**DIRECTIONS:**
What lines of the data hold the string "user"? Pull each one out.

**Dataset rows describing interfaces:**
□ □ □

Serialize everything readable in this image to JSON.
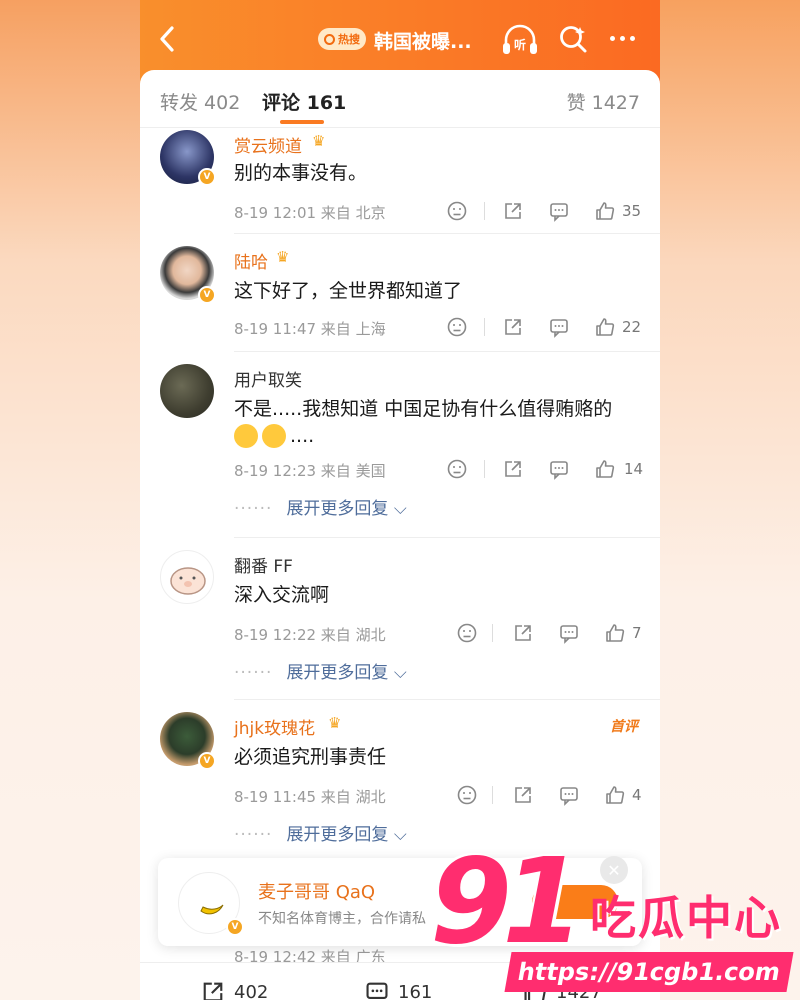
{
  "header": {
    "hot_label": "热搜",
    "title": "韩国被曝...",
    "listen_label": "听"
  },
  "tabs": {
    "repost": "转发 402",
    "comment": "评论 161",
    "like": "赞 1427"
  },
  "comments": [
    {
      "user": "赏云频道",
      "text": "别的本事没有。",
      "meta": "8-19 12:01 来自 北京",
      "likes": "35"
    },
    {
      "user": "陆哈",
      "text": "这下好了，全世界都知道了",
      "meta": "8-19 11:47 来自 上海",
      "likes": "22"
    },
    {
      "user": "用户取笑",
      "text": "不是.....我想知道 中国足协有什么值得贿赂的",
      "text2": "....",
      "meta": "8-19 12:23 来自 美国",
      "likes": "14",
      "more": "展开更多回复"
    },
    {
      "user": "翻番 FF",
      "text": "深入交流啊",
      "meta": "8-19 12:22 来自 湖北",
      "likes": "7",
      "more": "展开更多回复"
    },
    {
      "user": "jhjk玫瑰花",
      "text": "必须追究刑事责任",
      "meta": "8-19 11:45 来自 湖北",
      "likes": "4",
      "more": "展开更多回复",
      "tag": "首评"
    }
  ],
  "popup": {
    "name": "麦子哥哥 QaQ",
    "desc": "不知名体育博主，合作请私"
  },
  "last_meta": "8-19 12:42 来自 广东",
  "bottom": {
    "repost": "402",
    "comment": "161",
    "like": "1427"
  },
  "watermark": {
    "big": "91",
    "title": "吃瓜中心",
    "url": "https://91cgb1.com"
  },
  "colors": {
    "accent": "#fa7a22",
    "gold_name": "#e8721c",
    "link": "#4f6d9b",
    "watermark": "#ff2d6f"
  }
}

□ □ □

**SOLVED PROBLEM:**
      "user": "赏云频道",
      "user": "陆哈",
      "user": "用户取笑",
      "user": "翻番 FF",
      "user": "jhjk玫瑰花",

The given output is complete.